Contrariwise, the money is a helluvalot better, too. It is possible to make a reasonable middle-class living as a computer game designer. It's possible to live in squalor as a paper game designer -- if you work really really hard.
Do I miss anything about paper gaming? Yes; it's easier to be creative when the budgets are smaller. It's easier to find someone to publish something quirky when it doesn't involve a seven figure risk. And it's possible to do a game in a few months of effort by a single person -- something out of the question in computer gaming. The greatest fucked-upness of computer gaming is, in fact, the conservatism of the money guys; it's awfully hard to get funding for something original. A whole lotta first-person shooters and Command & Conquer clones out there, and it's going to get worse before it gets better.

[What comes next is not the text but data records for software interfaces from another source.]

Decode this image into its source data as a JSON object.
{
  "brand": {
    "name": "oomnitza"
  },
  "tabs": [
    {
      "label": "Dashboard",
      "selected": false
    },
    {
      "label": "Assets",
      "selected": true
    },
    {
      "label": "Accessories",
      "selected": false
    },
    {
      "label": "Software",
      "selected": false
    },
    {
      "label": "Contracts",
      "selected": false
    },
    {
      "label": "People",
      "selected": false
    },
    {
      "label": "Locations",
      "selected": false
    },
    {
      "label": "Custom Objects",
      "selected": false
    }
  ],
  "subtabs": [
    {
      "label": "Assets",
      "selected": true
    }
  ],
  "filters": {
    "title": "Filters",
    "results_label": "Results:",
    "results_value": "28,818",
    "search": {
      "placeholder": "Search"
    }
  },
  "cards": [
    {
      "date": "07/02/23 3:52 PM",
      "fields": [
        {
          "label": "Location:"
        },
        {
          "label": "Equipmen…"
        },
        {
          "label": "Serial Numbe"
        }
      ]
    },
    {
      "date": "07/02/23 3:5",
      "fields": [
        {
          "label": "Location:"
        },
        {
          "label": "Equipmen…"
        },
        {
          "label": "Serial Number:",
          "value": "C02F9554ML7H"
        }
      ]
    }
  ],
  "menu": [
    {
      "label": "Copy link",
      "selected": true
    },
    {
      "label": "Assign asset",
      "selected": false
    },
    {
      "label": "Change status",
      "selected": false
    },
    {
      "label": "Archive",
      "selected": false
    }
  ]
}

Do I miss paper gaming? Nah. I like to eat. And I think of gaming as a unified whole; thirty years ago, there was no such thing as gaming of any kind, save for a few mass market boardgames, and these odd little wargames that appealed to Naziphiles... These days, gaming is the second largest entertainment industry in the world, grossing $5 billion annually -- that includes videogames, of course.
We're engaged in the creation of a whole new artform; and the same basic principles that apply to roleplaying apply to CD-ROM games, online games, boardgames, whatever. It's an exciting time to be working as a game designer, in whatever field; and in computer games, I can reach a larger audience as well as make a better living.
Will I ever do another paper game again? Idunno. The main advantage of roleplaying and boardgaming is that they are social activities; because of the single-user nature of the home PC, computer games have been strangely warped. In the depths of pre-history -- e.g., before Pong -- solitaire games were rare, and sad second-bests to real gaming. Computer games are inherently solitaire--and death matches and the like are sad, second-rate extentions of products mainly designed and sold for single-player use.
But with the growth of the net... I'd far rather get funding for a multiplayer online game than an RPG. Everyone is diving off the persistent world cliff; there's lots of other things you could do... Got any development bucks to spare?
You know, if I'm going to do something pointless and unremunerative for sheer artistic joy, I'd rather write another short story.
Print is dead.
But on the other hand.... the future's so bright, you gotta wear shades.